A study released on concussion patients employing diffusion tensor imaging (DTI) discovered that males took longer to recover following a concussion than females did. Results of the study, which demonstrate that DTI can be used as a bias-free way to foresee concussion outcome, have been published online in the journal Radiology.
It has been documented that more than 17 million Americans experience a mild traumatic brain injury (mTBI) better known as a concussion on an annual basis. Around 15 percent suffer from consistent symptoms sometimes for more than three months.
Evaluating possible results and recovery time following a concussion can be quite difficult. Usually, physicians have to depend on patient response and cooperation in order to properly determine the seriousness of the injury.
"MRI and CT brain images of concussion patients are often normal. Diffusion tensor imaging is the first imaging technique that shows abnormalities associated with concussion, because it is able to see white matter tracts at a microscopic level," said assistant professor of neuroradiology at the University of Pittsburgh School of Medicine, Saeed Fakhran, M.D.
DTI is a highly developed form of MRI that enables researchers to examine and evaluate microscopic changes in the brain's white matter. The brain's white matter is comprised of millions of nerve fibers called axons that function like communication cables connecting different areas of the brain. DTI produces a measurement, called fractional anisotropy (FA), of the movement of water molecules along axons. In normal, healthy white matter, the direction of water movement is mostly homogeneous and measures high in FA. When water movement is more random, FA values is reduced. Unusually low FA is linked with cognitive impairment in patients with brain injuries.
The research team studied the medical records and imaging results of 69 patients diagnosed with mTBI between 2006 and 2013, including 47 males and 22 females, and 21 controls composed of 10 males and 11 females (average age of males: 17; average age of females: 16). Of the 47 males with mTBI, 32 (68 percent) were injured while playing a sport, as well as 10 of the 22 females (45 percent).
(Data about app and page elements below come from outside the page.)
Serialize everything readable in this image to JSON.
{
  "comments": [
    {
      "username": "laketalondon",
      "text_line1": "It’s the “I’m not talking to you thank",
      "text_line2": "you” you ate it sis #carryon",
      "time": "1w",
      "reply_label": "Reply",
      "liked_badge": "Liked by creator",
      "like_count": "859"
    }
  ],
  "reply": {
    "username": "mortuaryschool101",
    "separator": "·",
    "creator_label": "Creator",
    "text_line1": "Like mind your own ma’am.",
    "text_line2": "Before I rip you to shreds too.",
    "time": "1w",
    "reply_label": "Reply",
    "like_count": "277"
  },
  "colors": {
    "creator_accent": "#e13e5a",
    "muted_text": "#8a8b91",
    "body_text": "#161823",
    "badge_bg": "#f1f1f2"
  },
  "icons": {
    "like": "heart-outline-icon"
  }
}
All patients received the same assessment, including a computerized neurocognitive test and DTI of the brain. The DTI scans of the mTBI patients showed irregularities within the uncinate fasciculi (UF), a white matter tract that connects the frontal and temporal lobes of the brain. Although its precise role is contentious, the UF tract is believed to allow temporal lobe-based memory associations to modify behavior though interactions with another area of the brain.
The DTI scans showed that compared to the female mTBI patients, the male mTBI patients had considerably decreased UF FA values.
"In the future, we would like to look at the issue of gender and concussions more in depth to determine who does better and why," said Fakhran.
A statistical analysis of the data showed that UF FA value was a better predictor of recovery time than initial symptom severity based on neurocognitive testing. The most significant risk factor for a recovery time longer than three months was decreased UF FA. Male gender also directly corresponded with increased recovery time.
"The potential of DTI and UF FA to predict outcome after concussion has great clinical impact. Currently, we are heavily reliant on patient reporting, and patients may have ulterior motives, such as wanting to get back to play. But you can't trick an MR scanner," said Fakhran.
The median time to symptom recovery for all concussion patients was 54 days. Yet, when compared to the female patients who recovered in a median of 26.3 days, recovery was considerably longer for the male patients (an average of 66.9 days), regardless of initial symptom severity.
"Male gender and UF FA values are independent risk factors for persistent post-concussion symptoms after three months and stronger predictors of time to recovery than initial symptom severity or neurocognitive test results," said Fakhran.
Fakhran also notes that the outcomes of the study provide a possible role for UF FA values in triaging concussion in patients in the future.
"There's prognostic value in DTI for both children participating in sports as well as for professional athletes. Lower FA values in the uncinate fasciculi could offer a metric for evaluating the severity of mild traumatic brain injuries and predicting clinical outcome. We're not at the point where DTI can provide individual prognoses yet, but that's the hope and goal," he said.